Medics red card for Cup sponsors

A leading British medical journal has hit out at World Cup organisers for allowing the tournament to be sponsored by makers of fast food, alcoholic and fizzy drinks.

    Doctors are not lovin' some of the Cup sponsorship deals

    The commentary in the weekly Lancet also condemned what it said was FIFA backpeddling from a ban on smoking in stadiums, as well as allowing smoking related products to carry World Cup branding.

     

    In 1982 and 1986 the tournament was sponsored by tobacco giant RJ Reynolds International, but the partnership with tobacco was later cut by FIFA amid growing pressure from the health profession.

     

    In 2002 the World Health Organisation gave the football federation an award in recognition for what it said was an exemplary tobacco-free policy.

     

    Retreating

     

    Medics say several sponsors do
    not have a great health record

    The commentary in the Lancet, written by public health experts Jeff Collin of the University of Edinburgh and Ross MacKenzie of the London School of Hygiene and Tropical Medicine, accuses FIFA of retreating on the spirit of that commitment.

     

    The two medics say drive to secure multi million-dollar sponsorship deals has allowed the World Cup’s image of health and well-being to become associated with products are linked to alcohol abuse, obesity and other diseases.

     

    "The presence among FIFA's current official partners of Budweiser beer, McDonald's and Coca-Cola illustrates the tensions that exist between international sport and health promotion," the editorial says.

     

    It continues: "Sponsorship with corporations selling alcohol, fast food or sugary drinks can clearly complicate the health equations of individual sports and events."

    SOURCE: Aljazeera + Agencies


    YOU MIGHT ALSO LIKE

    Survivor stories from Super Typhoon Haiyan

    Survivor stories from Super Typhoon Haiyan

    The Philippines’ Typhoon Haiyan was the strongest storm ever to make landfall. Five years on, we revisit this story.

    How Moscow lost Riyadh in 1938

    How Moscow lost Riyadh in 1938

    Russian-Saudi relations could be very different today, if Stalin hadn't killed the Soviet ambassador to Saudi Arabia.

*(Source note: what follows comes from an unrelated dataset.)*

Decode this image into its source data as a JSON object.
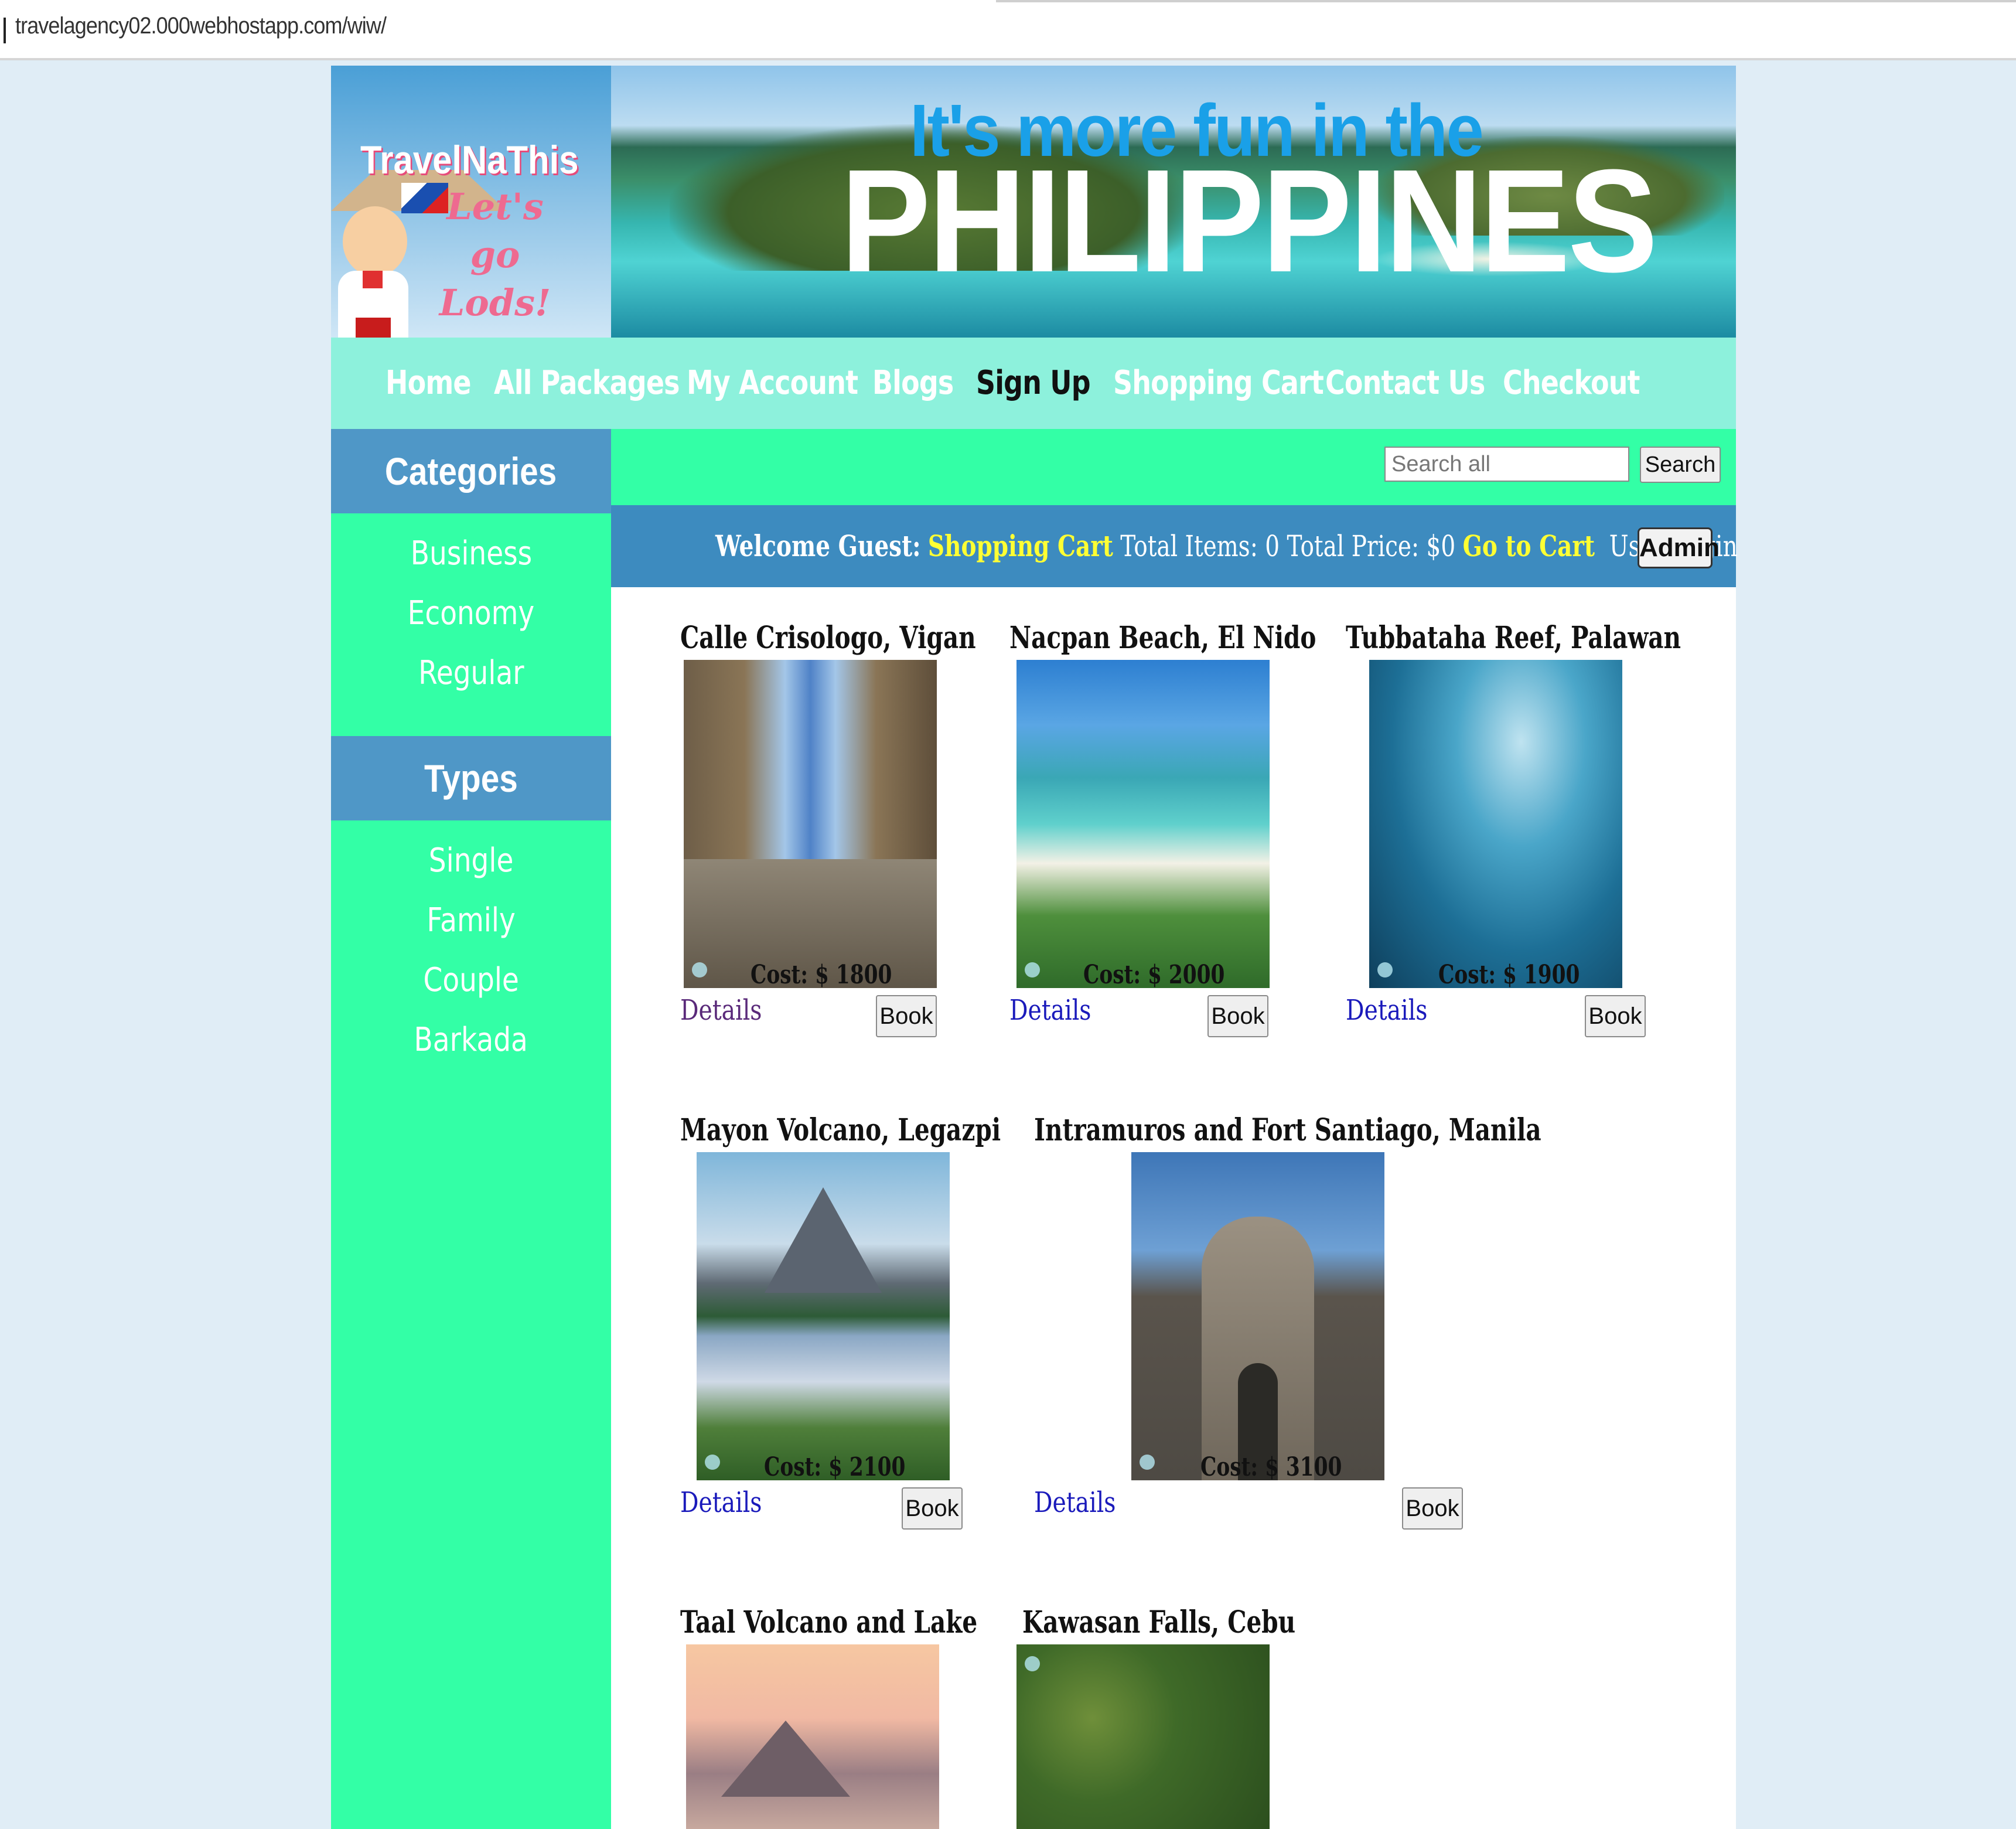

    We Are Still Here: A Story from Native Alaska

    We Are Still Here: A Story from Native Alaska

    From Qatar to Alaska, a personal journey exploring what it means to belong when your culture is endangered.